Guess who: The 25 worst passwords of 2011

It probably won’t surprise you that the most common password used online is “password,” followed by the ever-popular “123456.” It wouldn’t surprise a hacker trying to steal your personal information, either.

Security company SplashData has published its list of the worst passwords of 2011, compiled from millions of stolen passwords that hackers had posted online, according to Daily Finance.

Use of bad, easily guessed passwords has been a complaint of security experts since the dawn of the Web, but little seems to have changed. “Password” and the numbers 1 through 8 — in varying lengths but always in order — litter the list, along with gems such as “qwerty,” “abc123” and even “111111.”

Related stories:

The top 10 awfully bad passwords people use
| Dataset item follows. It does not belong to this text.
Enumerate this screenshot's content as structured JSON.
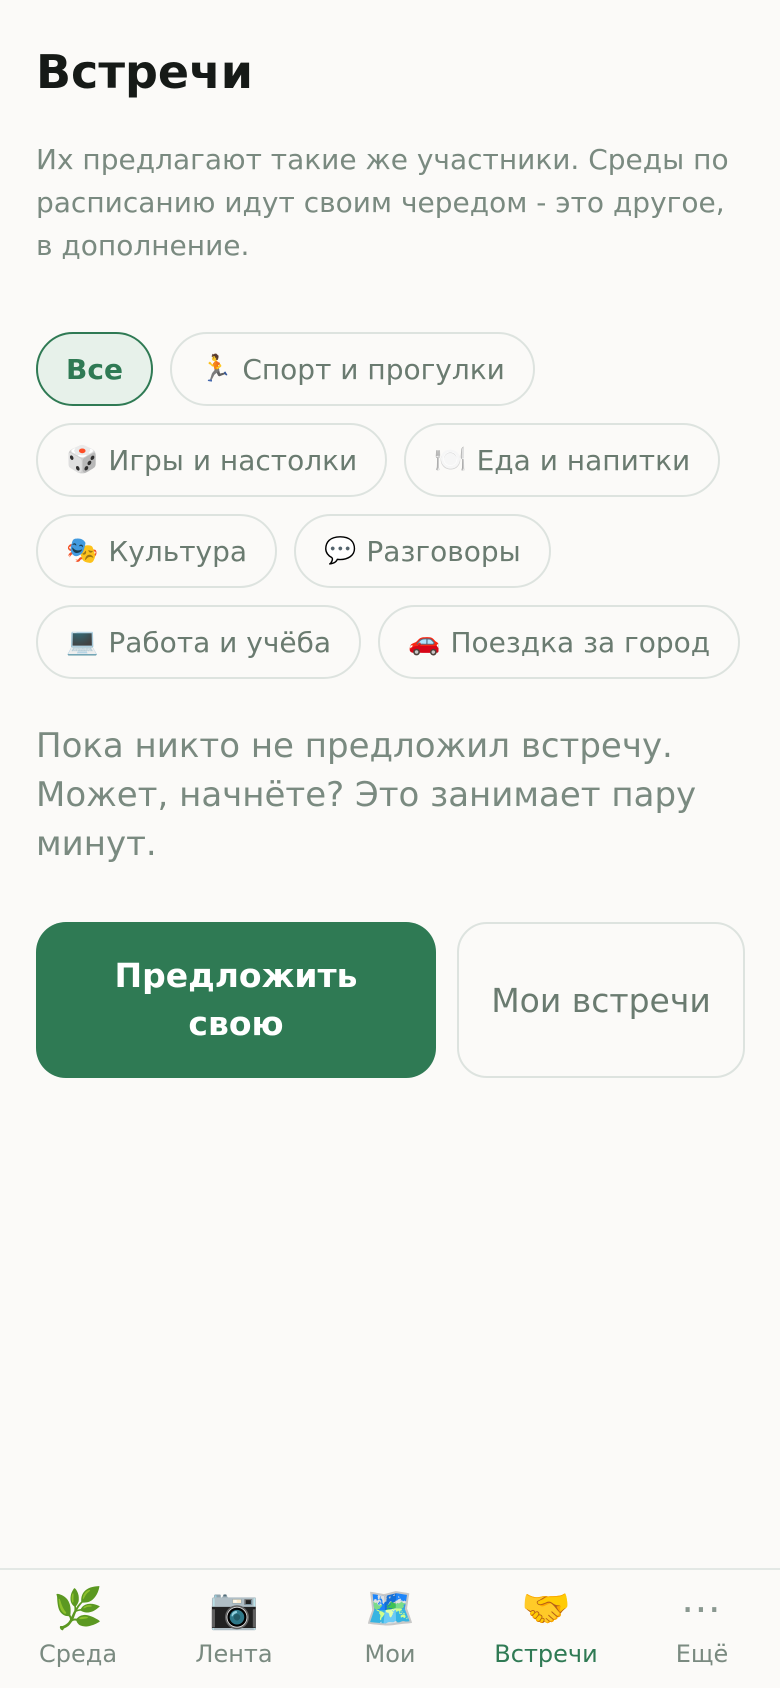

One more reason why passwords are no darn good

This year, for some reason, words such as “monkey,” “dragon” and “sunshine” also appear, along with common first names “ashley” and “michael.”

Weak passwords can make life easy for hackers looking to get into your bank records and other sensitive information.

The company recommends that users use passwords of eight characters or more, mixing in letters, numbers and special characters when allowed, separate short words with spaces or underscored and don’t use the same user name and password for multiple websites. But  then everybody knows that. Doing it is another story.

Below are SplashData’s 25 worst password of the year.

1. password

2. 123456

3. 12345678

4. qwerty

5. abc123

6. monkey

7. 1234567

8. letmein

9. trustno1

10. dragon

11. baseball

12. 111111

13. iloveyou

14. master

15. sunshine

16. ashley

17. bailey

18. passwOrd

19. shadow

20. 123123

21. 654321

22. superman

23. qazwsx

24. michael

25. football


  • Records management: Look beyond the NARA mandates

    Pandemic tests electronic records management

    Between the rush enable more virtual collaboration, stalled digitization of archived records and managing records that reside in datasets, records management executives are sorting through new challenges.

  • boy learning at home (Travelpixs/

    Tucson’s community wireless bridges the digital divide

    The city built cell sites at government-owned facilities such as fire departments and libraries that were already connected to Tucson’s existing fiber backbone.

Stay Connected